Ohio Board of Regents and Ohio Department of Aging Working to Mobilize College Students for Volunteer Efforts COLUMBUS –Ohio Board of Regents Chancellor Jim Petro, along with Ohio Department of Aging Director, Bonnie Kantor-Burman has issued a letter to Ohio’s colleges and universities encouraging students to help aide those affected by this weekend’s bad weather.
“We are encouraging students to volunteer their time to help others – especially the elderly,” said Petro.
Students are encouraged to assist with the “Knock and Talk” effort to help provide wellness assessments for those who may be at risk due to the prolonged power outages. The Ohio Association of Gerontology and Education (OAGE), with help from Scripps Gerontology at Miami University, has agreed to help lead by engaging gerontology programs in Ohio. OAGE is identifying coordinators in colleges and universities which will be the point of contact for students to engage in this effort.
“At the local level, there is tremendous potential to reach populations who may not be hearing the messages but may be most at risk for suffering the consequences during the times of extreme heat and no electricity,” said Kantor-Burman.
University System of Ohio institutions continue to work through the local and state emergency management agencies to ensure that their resources are available to the citizens of Ohio. Another example of such collaboration is at Shawnee State University where an emergency shelter has been opened in James A. Rhodes Athletic Center.
About the Board of Regents
The Ohio Board of Regents is the state agency that coordinates higher education in Ohio. The agency is directed by its Chancellor, who is a member of the Governor of Ohio’s cabinet. The Chancellor, with the advice of the nine-member Board of Regents, provides policy guidance to the Governor and the Ohio General Assembly, advocates for the University System of Ohio and carries out state higher education policy.
About ODA – The Ohio Department of Aging works to ensure that our elders are respected as vital members of society who continue to grow, thrive and contribute. We work with state agencies and community partners, including area agencies on aging, to help integrate aging needs into local plans and ensure that aging Ohioans have access to a wide array of high-quality services and supports that are person-centered in policy and practice. Our programs include the PASSPORT Medicaid waiver, caregiver support, the long-term care ombudsman program, the Golden Buckeye Card and more. Visit www.aging.ohio.gov July 2: FEMA delivers initial water supplies to counties and other local governments.

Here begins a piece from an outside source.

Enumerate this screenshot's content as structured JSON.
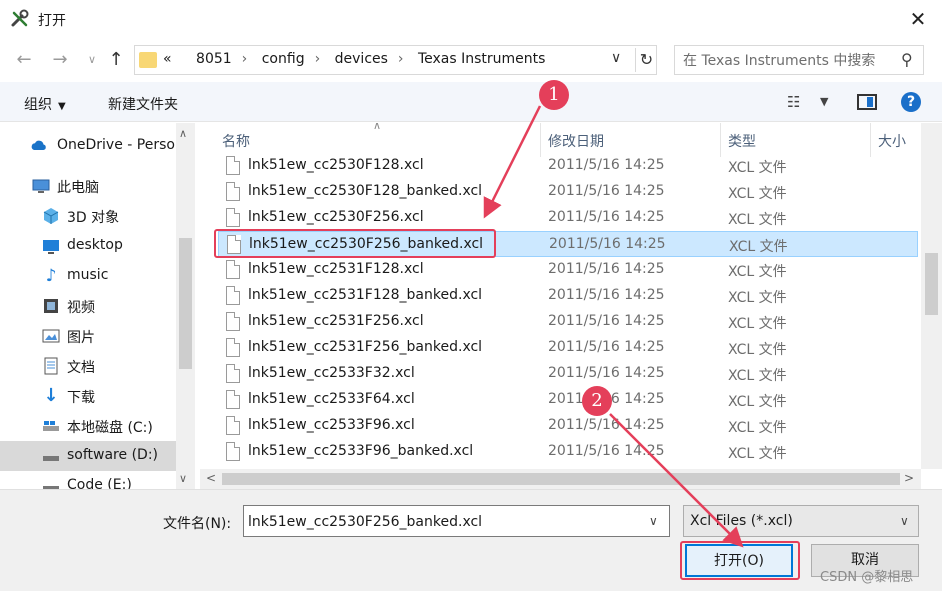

July 1: Another round of severe storms move across Ohio wiping out power to more residents.
July 1: Members of Ohio National Guard deploy to help check on Ohioans who may be at risk as a result of power outages and extreme heat.
June 30: Gov. Kasich’s request for federal assistance is approved.
June 30: Gov. Kasich spoke to the President and requested federal assistance to respond to the storm. He also spoke with utility company CEOs and local elected officials to make state resources available to expedite recovery activities.
June 30: Gov. Kasich declared an emergency for the entire state of Ohio so state agencies can assist local government response and recovery efforts. The National Guard was activated to help deliver needed supplies and conduct door-to-door checks in select areas to identify vulnerable Ohioans threatened by the severe heat.
June 29: Ohio’s Emergency Operations Center in Columbus was activated to coordinate state and local storm recovery efforts. The state contacted Federal Emergency Management Agency officials to let them know federal assistance may be needed. June 29: Severe storms and high winds during evening rush hour knocked out power for approximately one million homes and businesses across two-thirds of the state.
FOR IMMEDIATE RELEASE July 3, 2012 Contact: Tamara McBride, Ohio EMA No. 15